▸ Exercise: The entries shown here must be retyped in full, with no pictures included.

▸ Supplied entries:
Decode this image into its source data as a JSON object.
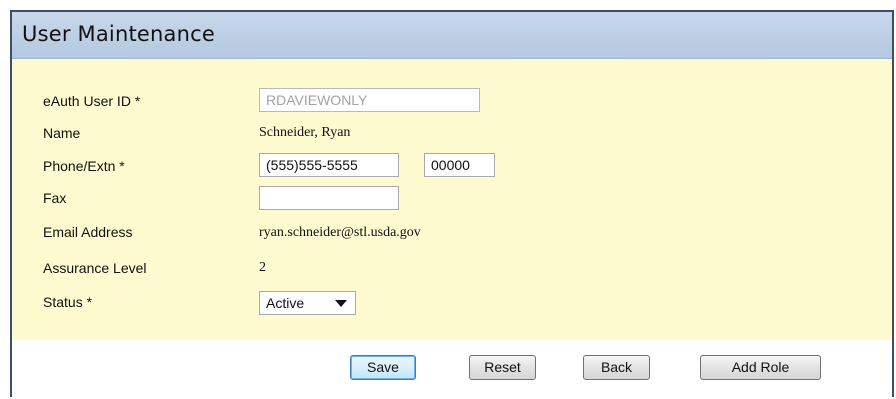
{
  "header": {
    "title": "User Maintenance"
  },
  "form": {
    "eauth_label": "eAuth User ID *",
    "eauth_value": "RDAVIEWONLY",
    "name_label": "Name",
    "name_value": "Schneider, Ryan",
    "phone_label": "Phone/Extn *",
    "phone_value": "(555)555-5555",
    "extn_value": "00000",
    "fax_label": "Fax",
    "fax_value": "",
    "email_label": "Email Address",
    "email_value": "ryan.schneider@stl.usda.gov",
    "assurance_label": "Assurance Level",
    "assurance_value": "2",
    "status_label": "Status *",
    "status_selected": "Active"
  },
  "buttons": {
    "save": "Save",
    "reset": "Reset",
    "back": "Back",
    "add_role": "Add Role"
  },
  "colors": {
    "title_bar": "#b4c8e0",
    "form_background": "#fdfbcf",
    "panel_border": "#3c4f6a"
  }
}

▸ Output for this task:
Decode this image into its source data as a JSON object.
{
  "header": {
    "title": "User Maintenance"
  },
  "form": {
    "eauth_label": "eAuth User ID *",
    "eauth_value": "RDAVIEWONLY",
    "name_label": "Name",
    "name_value": "Schneider, Ryan",
    "phone_label": "Phone/Extn *",
    "phone_value": "(555)555-5555",
    "extn_value": "00000",
    "fax_label": "Fax",
    "fax_value": "",
    "email_label": "Email Address",
    "email_value": "ryan.schneider@stl.usda.gov",
    "assurance_label": "Assurance Level",
    "assurance_value": "2",
    "status_label": "Status *",
    "status_selected": "Active"
  },
  "buttons": {
    "save": "Save",
    "reset": "Reset",
    "back": "Back",
    "add_role": "Add Role"
  },
  "colors": {
    "title_bar": "#b4c8e0",
    "form_background": "#fdfbcf",
    "panel_border": "#3c4f6a"
  }
}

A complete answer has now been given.